Why Do We Charge?
It is a sad reality that, despite the self evident principle that secrecy is rarely consistent with our democratic form of government, and in the face of the specific requirements of the 1966 Freedom of Information Act (FOIA), the federal government over and over again withholds data that should be available to the American people. TRAC was formed to resist these unlawful actions. Unlike the government, TRAC has no built-in source of revenue. We operate in a real world where, although the data might be theoretically "free," actually obtaining and bringing it to you involve many costs.
As a not-for-profit academic research center with public service as a central mission, to keep our doors open, we must constantly look for sources of funding. Currently our major sources of support are foundations and gifts as well as donations of time and services — particularly the pro bono work of a team of FOIA lawyers so essential to our efforts. Syracuse University provides important institutional support. We do not seek or accept any money from the federal government. User-fees help defray some of the marginal costs for supporting a small but increasingly important portion of our services as we seek to expand the range of information we can provide.
So what are our expenses? Generally they fall into four categories:
- Data Location and Access.
Finding and acquiring data of interest consume a considerable portion of our resources. Often we will need to submit several FOIA requests just to get the information we need to file a FOIA request for the data itself. If we are unable to provide exact specifications, our requests are likely to be turned down. Our FOIA effort requires increasing amounts of tracking, follow-up, and more and more often pursuing it through court litigation.
- Data Processing and the Data Warehouse.
Luckily, we have been very successful at finding and acquiring data necessitating all the logistics necessary to keep track of what we are getting — and what we've been promised but are not getting. Once data is shipped to us, as described in About Us, we put it through a series of verification and validation checks. We merge in other relevant data such as population figures to provide a more complete picture. After a series of data builds, the data is added to the TRACFED data warehouse ready for use. Many of our procedures have been automated and require heavy duty hardware and software support. Even so, a significant amount of human expertise and intelligence is still needed.
- Information Production and Delivery.
The costly tasks of getting and preparing the data would be meaningless if we were not able to deliver understandable information to people who could use it. From the data warehouse, each month we produce approximately 100,000 reports and 15,000 case studies. Each year we do the analyses for and write six to seven in-depth investigative reports. Luckily, the World Wide Web has made it feasible to deliver this information to a vast and ever increasing audience. It also makes it possible for us to provide our users access to the data warehouse itself. Given its importance, we devote a great deal of time, effort, and money to the design and maintenance of our web site as well as the hardware and software to support it.
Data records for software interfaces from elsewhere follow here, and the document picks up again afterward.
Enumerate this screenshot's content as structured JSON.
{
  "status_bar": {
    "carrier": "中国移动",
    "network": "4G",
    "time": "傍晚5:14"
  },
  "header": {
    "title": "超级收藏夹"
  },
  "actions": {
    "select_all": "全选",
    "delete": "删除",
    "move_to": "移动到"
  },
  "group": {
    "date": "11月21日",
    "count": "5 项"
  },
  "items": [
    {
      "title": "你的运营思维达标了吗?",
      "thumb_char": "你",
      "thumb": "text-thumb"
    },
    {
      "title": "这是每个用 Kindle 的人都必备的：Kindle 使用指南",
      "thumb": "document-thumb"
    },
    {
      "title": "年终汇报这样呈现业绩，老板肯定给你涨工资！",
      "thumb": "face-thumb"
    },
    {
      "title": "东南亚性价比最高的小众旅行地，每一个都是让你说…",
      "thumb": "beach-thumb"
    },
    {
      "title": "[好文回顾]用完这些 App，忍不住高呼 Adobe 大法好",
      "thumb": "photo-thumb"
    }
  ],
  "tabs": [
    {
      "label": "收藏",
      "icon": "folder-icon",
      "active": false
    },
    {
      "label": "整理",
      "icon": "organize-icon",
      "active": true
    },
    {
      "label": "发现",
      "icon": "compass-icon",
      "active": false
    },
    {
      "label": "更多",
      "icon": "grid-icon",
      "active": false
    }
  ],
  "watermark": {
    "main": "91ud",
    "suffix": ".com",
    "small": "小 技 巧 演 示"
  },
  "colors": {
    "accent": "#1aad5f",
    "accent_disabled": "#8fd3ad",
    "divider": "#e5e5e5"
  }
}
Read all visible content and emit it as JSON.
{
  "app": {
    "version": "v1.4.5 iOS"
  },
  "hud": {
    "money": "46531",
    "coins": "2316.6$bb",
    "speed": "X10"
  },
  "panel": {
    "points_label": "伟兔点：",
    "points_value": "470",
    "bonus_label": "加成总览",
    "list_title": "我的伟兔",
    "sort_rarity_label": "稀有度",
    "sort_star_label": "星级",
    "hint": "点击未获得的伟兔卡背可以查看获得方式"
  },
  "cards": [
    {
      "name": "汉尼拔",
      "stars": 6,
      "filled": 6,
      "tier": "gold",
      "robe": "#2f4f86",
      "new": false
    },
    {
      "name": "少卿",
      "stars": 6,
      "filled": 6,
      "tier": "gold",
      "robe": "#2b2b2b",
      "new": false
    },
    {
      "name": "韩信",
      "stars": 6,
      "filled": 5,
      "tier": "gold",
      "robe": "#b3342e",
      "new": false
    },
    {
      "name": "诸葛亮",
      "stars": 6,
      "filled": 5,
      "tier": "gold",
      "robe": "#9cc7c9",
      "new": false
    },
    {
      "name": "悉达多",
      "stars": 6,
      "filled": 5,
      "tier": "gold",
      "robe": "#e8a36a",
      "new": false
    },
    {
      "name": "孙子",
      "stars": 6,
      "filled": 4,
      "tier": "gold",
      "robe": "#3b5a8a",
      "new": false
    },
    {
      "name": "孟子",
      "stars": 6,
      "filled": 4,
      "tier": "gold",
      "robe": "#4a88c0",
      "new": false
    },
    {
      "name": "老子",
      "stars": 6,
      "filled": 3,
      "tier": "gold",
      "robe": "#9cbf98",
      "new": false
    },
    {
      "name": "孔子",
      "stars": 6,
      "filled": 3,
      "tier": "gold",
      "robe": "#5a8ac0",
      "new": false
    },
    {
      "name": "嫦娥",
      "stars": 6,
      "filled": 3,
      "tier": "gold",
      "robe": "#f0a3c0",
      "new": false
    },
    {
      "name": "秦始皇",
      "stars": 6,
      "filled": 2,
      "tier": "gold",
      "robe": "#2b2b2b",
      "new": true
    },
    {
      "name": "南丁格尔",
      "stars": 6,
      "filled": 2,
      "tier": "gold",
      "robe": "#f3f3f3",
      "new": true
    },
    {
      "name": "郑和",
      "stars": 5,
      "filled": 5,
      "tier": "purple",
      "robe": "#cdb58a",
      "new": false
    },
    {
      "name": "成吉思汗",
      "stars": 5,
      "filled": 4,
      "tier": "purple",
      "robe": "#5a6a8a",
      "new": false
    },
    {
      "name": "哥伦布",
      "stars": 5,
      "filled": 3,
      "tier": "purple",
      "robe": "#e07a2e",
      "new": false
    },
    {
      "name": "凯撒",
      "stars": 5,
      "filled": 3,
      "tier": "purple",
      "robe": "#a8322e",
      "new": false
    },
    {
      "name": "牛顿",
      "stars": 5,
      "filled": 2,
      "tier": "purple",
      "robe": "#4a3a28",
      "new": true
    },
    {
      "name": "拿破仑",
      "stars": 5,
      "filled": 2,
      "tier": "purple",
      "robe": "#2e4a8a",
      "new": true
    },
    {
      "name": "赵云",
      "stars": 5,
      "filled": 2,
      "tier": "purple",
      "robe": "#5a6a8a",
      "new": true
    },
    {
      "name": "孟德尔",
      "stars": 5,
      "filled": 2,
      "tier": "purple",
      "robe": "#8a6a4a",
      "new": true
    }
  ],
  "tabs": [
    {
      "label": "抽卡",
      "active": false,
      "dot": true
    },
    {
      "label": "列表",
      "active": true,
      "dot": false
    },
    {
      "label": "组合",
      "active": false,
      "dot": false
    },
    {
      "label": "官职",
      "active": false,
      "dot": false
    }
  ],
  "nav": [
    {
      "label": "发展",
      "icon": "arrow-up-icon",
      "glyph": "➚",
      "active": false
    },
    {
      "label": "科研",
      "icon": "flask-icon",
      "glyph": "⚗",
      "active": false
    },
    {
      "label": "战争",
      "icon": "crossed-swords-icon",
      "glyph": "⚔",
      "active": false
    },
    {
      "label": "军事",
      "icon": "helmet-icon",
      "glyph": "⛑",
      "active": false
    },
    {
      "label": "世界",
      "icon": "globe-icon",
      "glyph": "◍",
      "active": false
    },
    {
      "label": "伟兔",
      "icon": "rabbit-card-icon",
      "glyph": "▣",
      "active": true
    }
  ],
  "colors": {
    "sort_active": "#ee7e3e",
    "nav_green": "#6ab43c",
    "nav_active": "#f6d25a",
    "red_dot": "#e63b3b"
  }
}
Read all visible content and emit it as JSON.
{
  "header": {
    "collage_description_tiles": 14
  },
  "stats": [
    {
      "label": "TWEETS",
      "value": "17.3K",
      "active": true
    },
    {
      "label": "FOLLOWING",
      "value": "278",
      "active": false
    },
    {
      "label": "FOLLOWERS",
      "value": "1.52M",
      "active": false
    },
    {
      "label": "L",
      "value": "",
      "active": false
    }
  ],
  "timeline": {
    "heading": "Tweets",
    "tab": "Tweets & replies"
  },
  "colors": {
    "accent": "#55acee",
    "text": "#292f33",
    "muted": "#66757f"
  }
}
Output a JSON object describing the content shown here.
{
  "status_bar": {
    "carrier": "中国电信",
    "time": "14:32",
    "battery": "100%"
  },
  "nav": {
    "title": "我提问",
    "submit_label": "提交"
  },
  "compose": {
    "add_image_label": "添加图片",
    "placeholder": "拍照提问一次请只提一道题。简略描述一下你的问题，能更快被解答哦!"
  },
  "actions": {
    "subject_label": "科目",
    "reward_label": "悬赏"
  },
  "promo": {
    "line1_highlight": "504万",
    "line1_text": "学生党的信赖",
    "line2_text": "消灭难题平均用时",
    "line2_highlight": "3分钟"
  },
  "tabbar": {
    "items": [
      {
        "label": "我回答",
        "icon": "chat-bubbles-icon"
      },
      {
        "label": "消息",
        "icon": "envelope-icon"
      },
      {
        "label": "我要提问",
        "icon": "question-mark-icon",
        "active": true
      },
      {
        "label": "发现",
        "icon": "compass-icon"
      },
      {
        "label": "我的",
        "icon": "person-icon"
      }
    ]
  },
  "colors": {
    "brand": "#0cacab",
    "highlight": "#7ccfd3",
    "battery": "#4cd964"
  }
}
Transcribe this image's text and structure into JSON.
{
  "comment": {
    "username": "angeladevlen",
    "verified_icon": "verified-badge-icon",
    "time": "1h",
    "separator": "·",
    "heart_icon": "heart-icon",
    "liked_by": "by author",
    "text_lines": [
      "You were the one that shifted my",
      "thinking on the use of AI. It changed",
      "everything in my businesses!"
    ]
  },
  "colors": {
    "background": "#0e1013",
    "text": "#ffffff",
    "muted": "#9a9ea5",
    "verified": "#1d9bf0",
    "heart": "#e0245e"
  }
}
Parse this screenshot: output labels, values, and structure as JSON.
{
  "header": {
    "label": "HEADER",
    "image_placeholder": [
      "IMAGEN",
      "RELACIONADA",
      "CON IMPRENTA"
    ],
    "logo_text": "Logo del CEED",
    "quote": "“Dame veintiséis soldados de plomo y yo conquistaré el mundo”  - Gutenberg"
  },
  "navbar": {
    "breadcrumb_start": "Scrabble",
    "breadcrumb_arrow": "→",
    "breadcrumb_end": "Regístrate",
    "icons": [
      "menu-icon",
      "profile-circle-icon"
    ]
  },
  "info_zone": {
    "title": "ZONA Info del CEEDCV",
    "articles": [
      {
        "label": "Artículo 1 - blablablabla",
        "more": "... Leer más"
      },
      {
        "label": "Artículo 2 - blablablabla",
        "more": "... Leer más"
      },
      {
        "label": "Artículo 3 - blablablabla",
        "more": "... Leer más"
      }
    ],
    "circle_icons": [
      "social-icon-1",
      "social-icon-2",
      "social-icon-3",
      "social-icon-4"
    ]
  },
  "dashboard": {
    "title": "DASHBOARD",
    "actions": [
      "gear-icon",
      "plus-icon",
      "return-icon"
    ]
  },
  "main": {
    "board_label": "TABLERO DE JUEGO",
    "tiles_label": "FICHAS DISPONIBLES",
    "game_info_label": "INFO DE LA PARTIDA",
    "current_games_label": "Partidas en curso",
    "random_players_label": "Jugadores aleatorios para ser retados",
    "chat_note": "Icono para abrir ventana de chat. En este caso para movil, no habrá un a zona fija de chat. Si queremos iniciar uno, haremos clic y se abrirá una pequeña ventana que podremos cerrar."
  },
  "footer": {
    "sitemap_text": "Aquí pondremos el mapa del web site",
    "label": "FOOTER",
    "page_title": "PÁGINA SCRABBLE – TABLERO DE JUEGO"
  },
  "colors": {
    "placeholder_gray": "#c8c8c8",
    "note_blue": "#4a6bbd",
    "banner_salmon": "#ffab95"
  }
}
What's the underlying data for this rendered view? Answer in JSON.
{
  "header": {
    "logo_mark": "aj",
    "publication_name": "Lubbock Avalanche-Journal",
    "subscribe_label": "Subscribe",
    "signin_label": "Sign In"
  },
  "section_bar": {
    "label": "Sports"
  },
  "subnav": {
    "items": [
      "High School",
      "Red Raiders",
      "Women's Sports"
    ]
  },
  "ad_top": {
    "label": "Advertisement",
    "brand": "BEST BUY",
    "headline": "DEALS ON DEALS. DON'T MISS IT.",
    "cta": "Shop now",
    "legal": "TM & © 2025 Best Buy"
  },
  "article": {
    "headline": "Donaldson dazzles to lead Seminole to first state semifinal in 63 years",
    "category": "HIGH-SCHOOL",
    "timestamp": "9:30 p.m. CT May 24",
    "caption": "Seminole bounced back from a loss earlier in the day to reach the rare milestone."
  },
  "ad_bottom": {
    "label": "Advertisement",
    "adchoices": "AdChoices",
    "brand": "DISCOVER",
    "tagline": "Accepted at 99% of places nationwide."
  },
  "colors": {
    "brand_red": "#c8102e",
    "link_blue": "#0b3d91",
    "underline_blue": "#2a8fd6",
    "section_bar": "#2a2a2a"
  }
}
- User Support.
As might be expected when analyzing data, users have questions. Many of our subscribers have limited statistical training and the data itself is complex. As a service to our site license subscribers, we run training sessions, man help lines, and provide statistical and other expert advice. Although we have been unable to routinely extend these popular but labor-intensive services to our monthly subscribers who may only be with us for a month at a time, we have designed online help and tutorials that are freely available.
To all our users who support us with gifts, monthly subscriptions, site licenses and report purchases: